(law) Corrupt conduct or fraudulent practices, as in public office.
Corrupt behaviour, illegitimate activity, especially by someone in authority.
Other Word Forms
Origin of malversation
French frommalverserto misbehavefrom Old French from Latin male versārīmalebadlymel-3 in Indo-European roots versārīto behavewer-2 in Indo-European roots
American Heritage Dictionary of the English Language, 5th Edition
From Frenchmalversation, from malverser, from Latinmaleversari ("behave badly").
Malversation Sentence Examples
Tweed and members of the "Tweed Ring," and published Peculation Triumphant, Being the Record of a Five Years' Campaign against Official Malversation, A.D.
A few years later he incurred the royal disfavour for gross malversation in the administration of public property, and failing to compromise matters with the king, fled to Germany and engaged in political intrigues with the adventurer Wilhelm von Grumbach (1503-1567) for the purpose of dethroning Frederick II.
The magistracy had been acquiring more and more the character of an oligarchy; all power was practically in the hands of a few closely-related families; and the gravest peculation and malversation took place without hindrance.
Griffenfeldt, who was charged with simony, bribery, oath-breaking, malversation and lese-majeste, conducted his own defence under every imaginable difficulty.

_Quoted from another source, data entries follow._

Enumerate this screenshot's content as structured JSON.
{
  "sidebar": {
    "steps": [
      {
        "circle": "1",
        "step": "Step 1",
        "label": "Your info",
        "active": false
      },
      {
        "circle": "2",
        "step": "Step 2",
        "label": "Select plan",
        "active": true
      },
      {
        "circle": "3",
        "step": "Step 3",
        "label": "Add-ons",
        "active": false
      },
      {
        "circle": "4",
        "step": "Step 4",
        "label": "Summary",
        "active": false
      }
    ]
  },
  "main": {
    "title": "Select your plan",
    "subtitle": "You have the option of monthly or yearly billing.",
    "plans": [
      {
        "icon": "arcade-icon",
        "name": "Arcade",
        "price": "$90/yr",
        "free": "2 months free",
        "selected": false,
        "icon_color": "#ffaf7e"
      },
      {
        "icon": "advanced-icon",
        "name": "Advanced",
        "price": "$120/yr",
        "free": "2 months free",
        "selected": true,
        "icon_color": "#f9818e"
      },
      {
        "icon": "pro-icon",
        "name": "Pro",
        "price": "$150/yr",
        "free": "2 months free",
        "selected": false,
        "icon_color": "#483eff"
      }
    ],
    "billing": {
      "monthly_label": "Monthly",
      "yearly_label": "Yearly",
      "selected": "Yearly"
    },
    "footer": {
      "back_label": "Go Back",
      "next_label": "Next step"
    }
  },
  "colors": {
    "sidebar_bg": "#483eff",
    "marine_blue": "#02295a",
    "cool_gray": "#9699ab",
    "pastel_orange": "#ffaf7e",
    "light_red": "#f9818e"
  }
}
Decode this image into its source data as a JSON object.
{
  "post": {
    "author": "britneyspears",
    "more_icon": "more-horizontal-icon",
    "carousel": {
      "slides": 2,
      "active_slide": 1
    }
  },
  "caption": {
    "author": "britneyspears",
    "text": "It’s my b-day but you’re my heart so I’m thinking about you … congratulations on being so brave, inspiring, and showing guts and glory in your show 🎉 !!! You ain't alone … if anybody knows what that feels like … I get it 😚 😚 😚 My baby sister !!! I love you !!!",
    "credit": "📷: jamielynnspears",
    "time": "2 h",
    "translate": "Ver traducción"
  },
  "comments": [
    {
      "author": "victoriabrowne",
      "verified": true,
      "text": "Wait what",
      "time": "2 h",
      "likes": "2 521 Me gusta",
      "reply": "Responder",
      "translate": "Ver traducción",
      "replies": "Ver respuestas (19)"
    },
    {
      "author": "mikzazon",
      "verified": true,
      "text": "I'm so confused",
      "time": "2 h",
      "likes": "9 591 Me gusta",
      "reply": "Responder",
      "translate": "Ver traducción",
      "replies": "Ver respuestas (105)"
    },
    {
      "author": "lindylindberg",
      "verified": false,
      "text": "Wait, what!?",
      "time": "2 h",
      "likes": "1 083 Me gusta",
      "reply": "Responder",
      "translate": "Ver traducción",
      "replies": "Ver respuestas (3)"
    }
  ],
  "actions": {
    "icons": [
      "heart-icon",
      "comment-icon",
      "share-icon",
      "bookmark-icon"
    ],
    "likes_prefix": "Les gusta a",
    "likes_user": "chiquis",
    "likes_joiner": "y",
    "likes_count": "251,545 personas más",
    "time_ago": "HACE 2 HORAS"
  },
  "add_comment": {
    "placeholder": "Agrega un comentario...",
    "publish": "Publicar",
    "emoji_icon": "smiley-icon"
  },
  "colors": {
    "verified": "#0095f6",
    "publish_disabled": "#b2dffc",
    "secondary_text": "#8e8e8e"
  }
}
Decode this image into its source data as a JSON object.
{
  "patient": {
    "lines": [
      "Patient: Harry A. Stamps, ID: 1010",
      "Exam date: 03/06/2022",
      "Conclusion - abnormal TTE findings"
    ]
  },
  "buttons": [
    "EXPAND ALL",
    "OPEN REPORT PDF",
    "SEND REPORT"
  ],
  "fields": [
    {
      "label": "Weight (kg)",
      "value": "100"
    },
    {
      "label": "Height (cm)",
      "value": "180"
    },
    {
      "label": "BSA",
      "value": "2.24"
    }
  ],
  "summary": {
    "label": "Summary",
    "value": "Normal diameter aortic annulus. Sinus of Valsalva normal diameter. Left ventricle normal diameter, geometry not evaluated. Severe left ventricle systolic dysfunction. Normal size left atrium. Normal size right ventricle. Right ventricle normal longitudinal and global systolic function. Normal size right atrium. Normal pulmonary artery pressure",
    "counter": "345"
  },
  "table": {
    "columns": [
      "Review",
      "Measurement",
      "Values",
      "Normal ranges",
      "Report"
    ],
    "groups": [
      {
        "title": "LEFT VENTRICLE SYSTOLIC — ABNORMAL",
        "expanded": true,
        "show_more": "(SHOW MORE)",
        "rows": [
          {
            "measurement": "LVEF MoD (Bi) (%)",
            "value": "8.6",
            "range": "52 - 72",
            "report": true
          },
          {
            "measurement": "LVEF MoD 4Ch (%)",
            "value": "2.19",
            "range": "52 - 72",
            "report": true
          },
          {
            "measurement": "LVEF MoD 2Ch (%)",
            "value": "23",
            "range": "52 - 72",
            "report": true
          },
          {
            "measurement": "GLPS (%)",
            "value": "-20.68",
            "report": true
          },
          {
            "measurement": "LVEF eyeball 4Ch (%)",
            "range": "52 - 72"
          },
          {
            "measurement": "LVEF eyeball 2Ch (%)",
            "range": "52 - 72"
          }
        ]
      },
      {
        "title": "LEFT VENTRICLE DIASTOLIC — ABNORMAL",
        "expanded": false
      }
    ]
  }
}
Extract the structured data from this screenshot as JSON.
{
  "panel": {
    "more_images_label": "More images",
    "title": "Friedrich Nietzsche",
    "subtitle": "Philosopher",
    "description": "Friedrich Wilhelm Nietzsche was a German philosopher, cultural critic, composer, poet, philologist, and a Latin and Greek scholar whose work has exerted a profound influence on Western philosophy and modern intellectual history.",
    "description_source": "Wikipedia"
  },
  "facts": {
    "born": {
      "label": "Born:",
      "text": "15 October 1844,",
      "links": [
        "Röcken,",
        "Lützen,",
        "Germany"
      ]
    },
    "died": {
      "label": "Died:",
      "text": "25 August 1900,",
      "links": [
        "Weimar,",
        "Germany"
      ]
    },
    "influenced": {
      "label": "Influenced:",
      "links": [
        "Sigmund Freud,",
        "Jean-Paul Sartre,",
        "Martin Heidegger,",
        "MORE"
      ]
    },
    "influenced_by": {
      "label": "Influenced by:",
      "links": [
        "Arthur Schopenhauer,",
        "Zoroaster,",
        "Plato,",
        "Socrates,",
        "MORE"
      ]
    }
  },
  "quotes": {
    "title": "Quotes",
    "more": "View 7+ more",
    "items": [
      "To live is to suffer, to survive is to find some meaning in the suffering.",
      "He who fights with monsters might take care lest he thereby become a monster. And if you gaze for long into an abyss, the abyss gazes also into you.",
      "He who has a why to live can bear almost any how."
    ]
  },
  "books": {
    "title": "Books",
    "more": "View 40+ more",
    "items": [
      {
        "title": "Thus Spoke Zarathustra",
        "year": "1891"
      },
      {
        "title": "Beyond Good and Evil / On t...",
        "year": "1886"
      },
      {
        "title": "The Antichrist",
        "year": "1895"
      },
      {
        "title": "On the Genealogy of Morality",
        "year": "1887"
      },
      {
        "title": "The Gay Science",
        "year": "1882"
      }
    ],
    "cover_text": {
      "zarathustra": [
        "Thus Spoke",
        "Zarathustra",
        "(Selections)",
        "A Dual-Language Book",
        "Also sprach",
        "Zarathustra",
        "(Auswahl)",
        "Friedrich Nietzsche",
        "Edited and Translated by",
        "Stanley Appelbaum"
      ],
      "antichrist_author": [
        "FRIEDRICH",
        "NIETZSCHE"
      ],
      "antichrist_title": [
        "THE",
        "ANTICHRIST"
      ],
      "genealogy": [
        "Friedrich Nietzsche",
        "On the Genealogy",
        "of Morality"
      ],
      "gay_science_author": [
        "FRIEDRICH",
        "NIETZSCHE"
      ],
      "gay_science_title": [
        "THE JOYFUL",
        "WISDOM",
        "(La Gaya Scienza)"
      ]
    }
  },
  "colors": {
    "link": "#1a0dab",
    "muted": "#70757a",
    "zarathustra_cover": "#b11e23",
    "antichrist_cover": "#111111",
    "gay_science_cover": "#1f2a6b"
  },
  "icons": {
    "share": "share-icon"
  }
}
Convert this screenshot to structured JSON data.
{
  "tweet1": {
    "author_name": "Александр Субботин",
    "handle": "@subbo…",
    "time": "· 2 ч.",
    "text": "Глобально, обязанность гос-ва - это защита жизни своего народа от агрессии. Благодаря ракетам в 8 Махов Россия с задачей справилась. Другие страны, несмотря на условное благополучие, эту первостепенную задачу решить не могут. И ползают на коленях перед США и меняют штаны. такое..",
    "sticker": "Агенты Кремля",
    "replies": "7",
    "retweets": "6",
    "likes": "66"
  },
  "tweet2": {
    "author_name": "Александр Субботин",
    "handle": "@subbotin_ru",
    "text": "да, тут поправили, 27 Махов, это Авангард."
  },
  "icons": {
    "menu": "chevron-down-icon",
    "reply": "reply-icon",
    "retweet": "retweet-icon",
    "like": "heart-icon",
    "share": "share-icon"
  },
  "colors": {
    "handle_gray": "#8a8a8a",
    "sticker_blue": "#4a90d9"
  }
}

The enemies of Pericles, who even with the aid of Spartan intrigue had hitherto, failed to harm his prestige, now succeeded in inducing the desperate citizens to fine him for alleged malversation.